◆ **What you should do**
Copy out every record that follows, word for word.

### Information shown

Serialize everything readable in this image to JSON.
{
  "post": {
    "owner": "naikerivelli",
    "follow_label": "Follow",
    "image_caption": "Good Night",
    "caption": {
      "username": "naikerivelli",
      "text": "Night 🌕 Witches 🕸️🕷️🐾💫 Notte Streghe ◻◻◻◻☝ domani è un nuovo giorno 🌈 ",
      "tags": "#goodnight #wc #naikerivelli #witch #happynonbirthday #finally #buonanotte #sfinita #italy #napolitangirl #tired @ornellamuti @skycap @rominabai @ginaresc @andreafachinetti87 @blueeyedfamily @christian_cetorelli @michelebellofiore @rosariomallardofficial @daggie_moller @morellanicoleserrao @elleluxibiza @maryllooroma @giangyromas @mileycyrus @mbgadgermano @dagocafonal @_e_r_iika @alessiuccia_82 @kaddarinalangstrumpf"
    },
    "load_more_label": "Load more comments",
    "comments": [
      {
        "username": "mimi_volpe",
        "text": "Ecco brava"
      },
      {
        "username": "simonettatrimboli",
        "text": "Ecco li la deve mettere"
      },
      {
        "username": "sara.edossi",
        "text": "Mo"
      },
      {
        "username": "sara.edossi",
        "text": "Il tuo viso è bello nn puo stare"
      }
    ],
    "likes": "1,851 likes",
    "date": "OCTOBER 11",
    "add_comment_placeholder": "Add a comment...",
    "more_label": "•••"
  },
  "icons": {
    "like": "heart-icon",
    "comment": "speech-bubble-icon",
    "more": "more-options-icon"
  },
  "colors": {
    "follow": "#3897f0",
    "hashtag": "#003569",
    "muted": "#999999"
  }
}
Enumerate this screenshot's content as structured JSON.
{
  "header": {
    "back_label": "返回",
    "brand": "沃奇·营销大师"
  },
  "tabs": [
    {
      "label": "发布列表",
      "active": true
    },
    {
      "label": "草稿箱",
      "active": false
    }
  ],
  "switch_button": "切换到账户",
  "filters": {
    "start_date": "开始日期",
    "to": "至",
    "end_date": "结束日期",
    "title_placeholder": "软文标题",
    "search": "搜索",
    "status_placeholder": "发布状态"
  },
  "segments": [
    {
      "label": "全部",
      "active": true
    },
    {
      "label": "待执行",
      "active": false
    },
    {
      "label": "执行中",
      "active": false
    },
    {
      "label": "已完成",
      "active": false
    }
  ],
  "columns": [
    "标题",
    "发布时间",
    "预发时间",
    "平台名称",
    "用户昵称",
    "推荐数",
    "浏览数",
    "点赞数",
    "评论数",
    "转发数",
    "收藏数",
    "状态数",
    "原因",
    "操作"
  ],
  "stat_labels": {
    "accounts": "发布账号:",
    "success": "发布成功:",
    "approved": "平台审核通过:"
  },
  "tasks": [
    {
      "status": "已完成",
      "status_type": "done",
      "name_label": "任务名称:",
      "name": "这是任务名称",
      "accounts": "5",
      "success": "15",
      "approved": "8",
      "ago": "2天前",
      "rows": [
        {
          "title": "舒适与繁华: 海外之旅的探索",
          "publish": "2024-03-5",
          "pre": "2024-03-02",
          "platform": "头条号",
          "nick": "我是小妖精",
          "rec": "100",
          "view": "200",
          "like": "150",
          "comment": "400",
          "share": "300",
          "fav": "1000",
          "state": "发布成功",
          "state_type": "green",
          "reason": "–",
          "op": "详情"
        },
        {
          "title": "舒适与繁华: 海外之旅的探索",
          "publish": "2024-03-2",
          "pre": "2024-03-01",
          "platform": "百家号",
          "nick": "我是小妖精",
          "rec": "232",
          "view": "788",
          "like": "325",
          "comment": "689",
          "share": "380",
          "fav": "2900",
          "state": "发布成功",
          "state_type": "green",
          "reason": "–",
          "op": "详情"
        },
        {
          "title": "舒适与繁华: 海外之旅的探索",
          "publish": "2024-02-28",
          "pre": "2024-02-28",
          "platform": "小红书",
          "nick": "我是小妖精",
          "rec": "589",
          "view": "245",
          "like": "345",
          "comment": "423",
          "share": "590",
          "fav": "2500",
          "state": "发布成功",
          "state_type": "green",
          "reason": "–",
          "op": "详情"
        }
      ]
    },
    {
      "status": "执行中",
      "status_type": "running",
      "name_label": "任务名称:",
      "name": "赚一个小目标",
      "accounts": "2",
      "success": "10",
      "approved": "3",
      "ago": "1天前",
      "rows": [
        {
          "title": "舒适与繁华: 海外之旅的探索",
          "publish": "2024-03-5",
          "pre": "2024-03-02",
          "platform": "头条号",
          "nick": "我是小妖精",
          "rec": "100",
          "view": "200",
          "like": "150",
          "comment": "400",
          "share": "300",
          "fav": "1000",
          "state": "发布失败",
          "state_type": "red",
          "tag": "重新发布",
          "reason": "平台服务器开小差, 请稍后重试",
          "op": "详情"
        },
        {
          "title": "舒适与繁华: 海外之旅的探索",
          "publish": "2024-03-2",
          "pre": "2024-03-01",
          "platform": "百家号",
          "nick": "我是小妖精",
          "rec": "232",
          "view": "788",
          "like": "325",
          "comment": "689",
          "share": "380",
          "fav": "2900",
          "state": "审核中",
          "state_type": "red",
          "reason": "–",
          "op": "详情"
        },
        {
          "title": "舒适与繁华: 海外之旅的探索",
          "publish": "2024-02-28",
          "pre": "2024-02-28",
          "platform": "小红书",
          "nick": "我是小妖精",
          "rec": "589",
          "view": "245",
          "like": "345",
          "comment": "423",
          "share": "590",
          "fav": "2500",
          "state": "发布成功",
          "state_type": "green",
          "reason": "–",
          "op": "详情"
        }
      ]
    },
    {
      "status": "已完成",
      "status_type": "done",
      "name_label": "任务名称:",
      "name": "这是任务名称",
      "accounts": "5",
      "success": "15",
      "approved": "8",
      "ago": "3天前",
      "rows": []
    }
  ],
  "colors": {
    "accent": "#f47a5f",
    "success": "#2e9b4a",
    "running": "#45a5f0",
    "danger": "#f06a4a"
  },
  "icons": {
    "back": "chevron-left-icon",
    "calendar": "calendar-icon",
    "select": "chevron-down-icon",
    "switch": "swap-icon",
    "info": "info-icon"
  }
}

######

◆ **Reply**
Serialize everything readable in this image to JSON.
{
  "post": {
    "owner": "naikerivelli",
    "follow_label": "Follow",
    "image_caption": "Good Night",
    "caption": {
      "username": "naikerivelli",
      "text": "Night 🌕 Witches 🕸️🕷️🐾💫 Notte Streghe ◻◻◻◻☝ domani è un nuovo giorno 🌈 ",
      "tags": "#goodnight #wc #naikerivelli #witch #happynonbirthday #finally #buonanotte #sfinita #italy #napolitangirl #tired @ornellamuti @skycap @rominabai @ginaresc @andreafachinetti87 @blueeyedfamily @christian_cetorelli @michelebellofiore @rosariomallardofficial @daggie_moller @morellanicoleserrao @elleluxibiza @maryllooroma @giangyromas @mileycyrus @mbgadgermano @dagocafonal @_e_r_iika @alessiuccia_82 @kaddarinalangstrumpf"
    },
    "load_more_label": "Load more comments",
    "comments": [
      {
        "username": "mimi_volpe",
        "text": "Ecco brava"
      },
      {
        "username": "simonettatrimboli",
        "text": "Ecco li la deve mettere"
      },
      {
        "username": "sara.edossi",
        "text": "Mo"
      },
      {
        "username": "sara.edossi",
        "text": "Il tuo viso è bello nn puo stare"
      }
    ],
    "likes": "1,851 likes",
    "date": "OCTOBER 11",
    "add_comment_placeholder": "Add a comment...",
    "more_label": "•••"
  },
  "icons": {
    "like": "heart-icon",
    "comment": "speech-bubble-icon",
    "more": "more-options-icon"
  },
  "colors": {
    "follow": "#3897f0",
    "hashtag": "#003569",
    "muted": "#999999"
  }
}
Enumerate this screenshot's content as structured JSON.
{
  "header": {
    "back_label": "返回",
    "brand": "沃奇·营销大师"
  },
  "tabs": [
    {
      "label": "发布列表",
      "active": true
    },
    {
      "label": "草稿箱",
      "active": false
    }
  ],
  "switch_button": "切换到账户",
  "filters": {
    "start_date": "开始日期",
    "to": "至",
    "end_date": "结束日期",
    "title_placeholder": "软文标题",
    "search": "搜索",
    "status_placeholder": "发布状态"
  },
  "segments": [
    {
      "label": "全部",
      "active": true
    },
    {
      "label": "待执行",
      "active": false
    },
    {
      "label": "执行中",
      "active": false
    },
    {
      "label": "已完成",
      "active": false
    }
  ],
  "columns": [
    "标题",
    "发布时间",
    "预发时间",
    "平台名称",
    "用户昵称",
    "推荐数",
    "浏览数",
    "点赞数",
    "评论数",
    "转发数",
    "收藏数",
    "状态数",
    "原因",
    "操作"
  ],
  "stat_labels": {
    "accounts": "发布账号:",
    "success": "发布成功:",
    "approved": "平台审核通过:"
  },
  "tasks": [
    {
      "status": "已完成",
      "status_type": "done",
      "name_label": "任务名称:",
      "name": "这是任务名称",
      "accounts": "5",
      "success": "15",
      "approved": "8",
      "ago": "2天前",
      "rows": [
        {
          "title": "舒适与繁华: 海外之旅的探索",
          "publish": "2024-03-5",
          "pre": "2024-03-02",
          "platform": "头条号",
          "nick": "我是小妖精",
          "rec": "100",
          "view": "200",
          "like": "150",
          "comment": "400",
          "share": "300",
          "fav": "1000",
          "state": "发布成功",
          "state_type": "green",
          "reason": "–",
          "op": "详情"
        },
        {
          "title": "舒适与繁华: 海外之旅的探索",
          "publish": "2024-03-2",
          "pre": "2024-03-01",
          "platform": "百家号",
          "nick": "我是小妖精",
          "rec": "232",
          "view": "788",
          "like": "325",
          "comment": "689",
          "share": "380",
          "fav": "2900",
          "state": "发布成功",
          "state_type": "green",
          "reason": "–",
          "op": "详情"
        },
        {
          "title": "舒适与繁华: 海外之旅的探索",
          "publish": "2024-02-28",
          "pre": "2024-02-28",
          "platform": "小红书",
          "nick": "我是小妖精",
          "rec": "589",
          "view": "245",
          "like": "345",
          "comment": "423",
          "share": "590",
          "fav": "2500",
          "state": "发布成功",
          "state_type": "green",
          "reason": "–",
          "op": "详情"
        }
      ]
    },
    {
      "status": "执行中",
      "status_type": "running",
      "name_label": "任务名称:",
      "name": "赚一个小目标",
      "accounts": "2",
      "success": "10",
      "approved": "3",
      "ago": "1天前",
      "rows": [
        {
          "title": "舒适与繁华: 海外之旅的探索",
          "publish": "2024-03-5",
          "pre": "2024-03-02",
          "platform": "头条号",
          "nick": "我是小妖精",
          "rec": "100",
          "view": "200",
          "like": "150",
          "comment": "400",
          "share": "300",
          "fav": "1000",
          "state": "发布失败",
          "state_type": "red",
          "tag": "重新发布",
          "reason": "平台服务器开小差, 请稍后重试",
          "op": "详情"
        },
        {
          "title": "舒适与繁华: 海外之旅的探索",
          "publish": "2024-03-2",
          "pre": "2024-03-01",
          "platform": "百家号",
          "nick": "我是小妖精",
          "rec": "232",
          "view": "788",
          "like": "325",
          "comment": "689",
          "share": "380",
          "fav": "2900",
          "state": "审核中",
          "state_type": "red",
          "reason": "–",
          "op": "详情"
        },
        {
          "title": "舒适与繁华: 海外之旅的探索",
          "publish": "2024-02-28",
          "pre": "2024-02-28",
          "platform": "小红书",
          "nick": "我是小妖精",
          "rec": "589",
          "view": "245",
          "like": "345",
          "comment": "423",
          "share": "590",
          "fav": "2500",
          "state": "发布成功",
          "state_type": "green",
          "reason": "–",
          "op": "详情"
        }
      ]
    },
    {
      "status": "已完成",
      "status_type": "done",
      "name_label": "任务名称:",
      "name": "这是任务名称",
      "accounts": "5",
      "success": "15",
      "approved": "8",
      "ago": "3天前",
      "rows": []
    }
  ],
  "colors": {
    "accent": "#f47a5f",
    "success": "#2e9b4a",
    "running": "#45a5f0",
    "danger": "#f06a4a"
  },
  "icons": {
    "back": "chevron-left-icon",
    "calendar": "calendar-icon",
    "select": "chevron-down-icon",
    "switch": "swap-icon",
    "info": "info-icon"
  }
}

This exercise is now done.